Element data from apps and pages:

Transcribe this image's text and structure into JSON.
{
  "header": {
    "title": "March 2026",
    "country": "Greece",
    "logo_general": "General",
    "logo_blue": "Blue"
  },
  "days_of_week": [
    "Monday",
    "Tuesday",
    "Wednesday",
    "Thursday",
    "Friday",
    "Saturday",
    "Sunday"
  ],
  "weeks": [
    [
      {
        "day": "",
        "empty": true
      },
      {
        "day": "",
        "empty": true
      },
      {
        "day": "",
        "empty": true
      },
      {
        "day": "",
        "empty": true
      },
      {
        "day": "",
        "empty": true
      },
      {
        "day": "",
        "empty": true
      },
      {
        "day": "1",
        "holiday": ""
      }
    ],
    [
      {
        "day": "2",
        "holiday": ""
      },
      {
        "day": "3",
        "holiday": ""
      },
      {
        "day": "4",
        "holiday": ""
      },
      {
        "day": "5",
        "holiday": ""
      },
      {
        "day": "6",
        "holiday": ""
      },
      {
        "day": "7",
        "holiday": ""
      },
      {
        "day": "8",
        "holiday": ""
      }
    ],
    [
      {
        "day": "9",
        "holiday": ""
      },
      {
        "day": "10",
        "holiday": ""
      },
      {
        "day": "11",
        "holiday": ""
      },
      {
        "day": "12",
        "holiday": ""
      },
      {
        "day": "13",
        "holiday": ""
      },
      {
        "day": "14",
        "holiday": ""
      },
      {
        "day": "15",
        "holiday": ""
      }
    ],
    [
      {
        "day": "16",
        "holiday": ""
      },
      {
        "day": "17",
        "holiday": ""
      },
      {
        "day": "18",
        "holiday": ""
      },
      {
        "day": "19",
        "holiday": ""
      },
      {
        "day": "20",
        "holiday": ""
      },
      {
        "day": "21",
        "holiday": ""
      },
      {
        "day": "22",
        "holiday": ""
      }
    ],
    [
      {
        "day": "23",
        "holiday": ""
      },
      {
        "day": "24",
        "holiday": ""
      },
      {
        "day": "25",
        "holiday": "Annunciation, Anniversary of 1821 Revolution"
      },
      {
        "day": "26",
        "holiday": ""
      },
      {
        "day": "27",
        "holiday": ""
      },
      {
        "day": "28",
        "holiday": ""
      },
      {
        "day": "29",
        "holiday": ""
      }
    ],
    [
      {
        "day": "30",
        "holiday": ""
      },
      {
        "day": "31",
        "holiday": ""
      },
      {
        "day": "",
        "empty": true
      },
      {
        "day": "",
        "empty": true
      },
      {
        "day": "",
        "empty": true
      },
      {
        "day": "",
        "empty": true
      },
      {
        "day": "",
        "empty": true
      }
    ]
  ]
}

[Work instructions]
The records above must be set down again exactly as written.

[Exercise response]
Transcribe this image's text and structure into JSON.
{
  "header": {
    "title": "March 2026",
    "country": "Greece",
    "logo_general": "General",
    "logo_blue": "Blue"
  },
  "days_of_week": [
    "Monday",
    "Tuesday",
    "Wednesday",
    "Thursday",
    "Friday",
    "Saturday",
    "Sunday"
  ],
  "weeks": [
    [
      {
        "day": "",
        "empty": true
      },
      {
        "day": "",
        "empty": true
      },
      {
        "day": "",
        "empty": true
      },
      {
        "day": "",
        "empty": true
      },
      {
        "day": "",
        "empty": true
      },
      {
        "day": "",
        "empty": true
      },
      {
        "day": "1",
        "holiday": ""
      }
    ],
    [
      {
        "day": "2",
        "holiday": ""
      },
      {
        "day": "3",
        "holiday": ""
      },
      {
        "day": "4",
        "holiday": ""
      },
      {
        "day": "5",
        "holiday": ""
      },
      {
        "day": "6",
        "holiday": ""
      },
      {
        "day": "7",
        "holiday": ""
      },
      {
        "day": "8",
        "holiday": ""
      }
    ],
    [
      {
        "day": "9",
        "holiday": ""
      },
      {
        "day": "10",
        "holiday": ""
      },
      {
        "day": "11",
        "holiday": ""
      },
      {
        "day": "12",
        "holiday": ""
      },
      {
        "day": "13",
        "holiday": ""
      },
      {
        "day": "14",
        "holiday": ""
      },
      {
        "day": "15",
        "holiday": ""
      }
    ],
    [
      {
        "day": "16",
        "holiday": ""
      },
      {
        "day": "17",
        "holiday": ""
      },
      {
        "day": "18",
        "holiday": ""
      },
      {
        "day": "19",
        "holiday": ""
      },
      {
        "day": "20",
        "holiday": ""
      },
      {
        "day": "21",
        "holiday": ""
      },
      {
        "day": "22",
        "holiday": ""
      }
    ],
    [
      {
        "day": "23",
        "holiday": ""
      },
      {
        "day": "24",
        "holiday": ""
      },
      {
        "day": "25",
        "holiday": "Annunciation, Anniversary of 1821 Revolution"
      },
      {
        "day": "26",
        "holiday": ""
      },
      {
        "day": "27",
        "holiday": ""
      },
      {
        "day": "28",
        "holiday": ""
      },
      {
        "day": "29",
        "holiday": ""
      }
    ],
    [
      {
        "day": "30",
        "holiday": ""
      },
      {
        "day": "31",
        "holiday": ""
      },
      {
        "day": "",
        "empty": true
      },
      {
        "day": "",
        "empty": true
      },
      {
        "day": "",
        "empty": true
      },
      {
        "day": "",
        "empty": true
      },
      {
        "day": "",
        "empty": true
      }
    ]
  ]
}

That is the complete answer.